Illustrated with an engraved title, 4 engraved vignettes and 48 engraved emblems in the first part, 2 small vignettes and 12 engraved illustrations in the second part. Gathering Ii-4 misbound. One emblem in part II (A2) printed upside down (!), that on C2v partially colored.

One of the most important early works of vernacular Dutch poetry. The emblems are based on those in two of Heinsius’ earlier works, “Het Ambacht van Cupido” and “Emblemata Amatoria”, but here they are rendered in entirely new engravings by Crispijn de Passe, his sons Crispijn and Simon, Michel le Blon (after Jacob de Gheyn), and Jacob Matham (after David Vinckboons.) The “Lofsang van Bacchus”(Hymn to Bacchus) is also illustrated, with larger engravings.

Daniel Heinsius was one of the greatest humanist scholars of the Dutch renaissance. Born in Ghent and educated at the University of Franeker, by 1598 he was established at Leiden, where he would remain for the rest of his long and distinguished life. Heinsius studied under the great Joseph Scaliger and, in the first decade of the 17th c., distinguished himself at the University of Leiden, where he served as professor of poetics and Greek, before being appointed 4th Librarian of the University. A prolific writer, Heinsius wrote numerous Latin orations, plays, elegies, and a series of important commentaries on classical authors.

Heinsius also championed Dutch as a language worthy of serious literature. In 1601 he published the first emblem book in Dutch “Quaeris quid sit Amor”, which he re-edited and published in 1606 as “Emblemata amatoria.”

Many of Heinsius’ Dutch poems, including the “Emblemata Amatoria” and the “Lofsang van Bacchus” were edited by the humanist Petrus Scriverius (1576-1660) and published in 1616 as “Nederduytsche Poemata”, for which Scriverius also wrote an accompanying commentary. In his preface, Scriverius “expressed joy that a scholar like Heinsius, whose command of Latin enabled him to address an international audience, had not spurned writing in Dutch. The poem that follows champions Dutch as no less suitable a medium for great poetry than classical languages.”(Hermans, p. 261)

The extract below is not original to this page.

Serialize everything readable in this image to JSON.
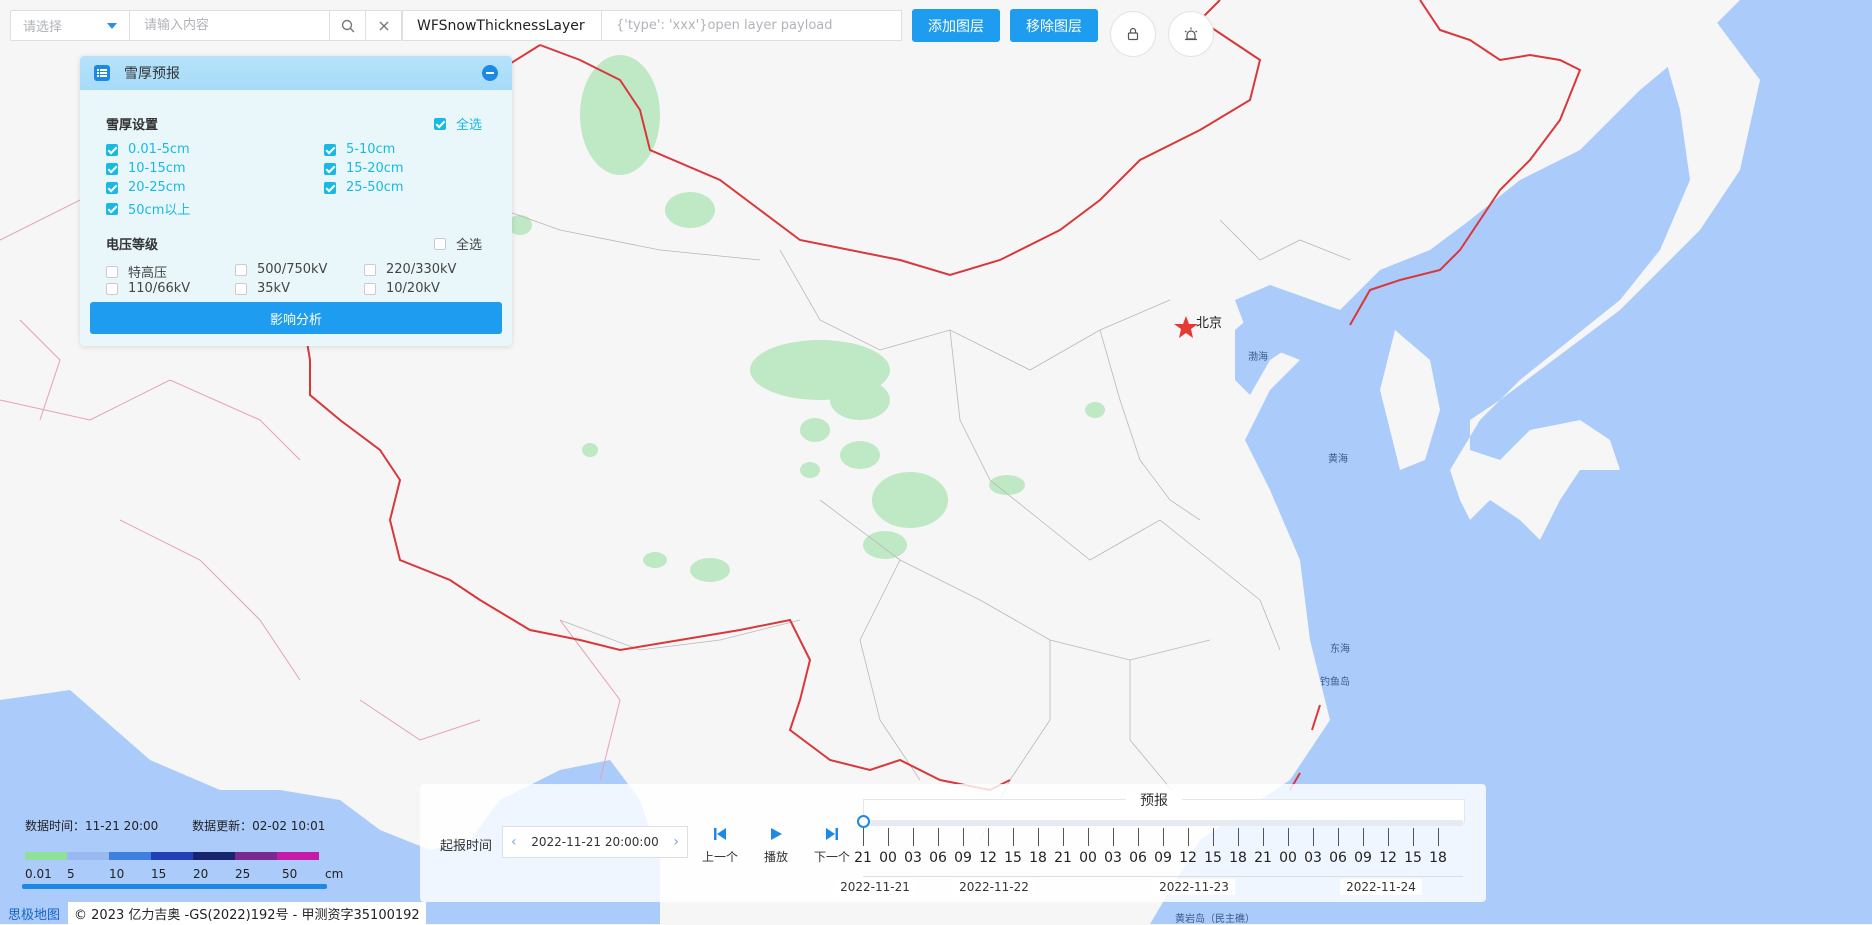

Lanwehr, Low Countries, at 196; Praz at 96. Provenance: Albert Verwey, poet, with his bookplate; Jan Steenks, with his bookplate.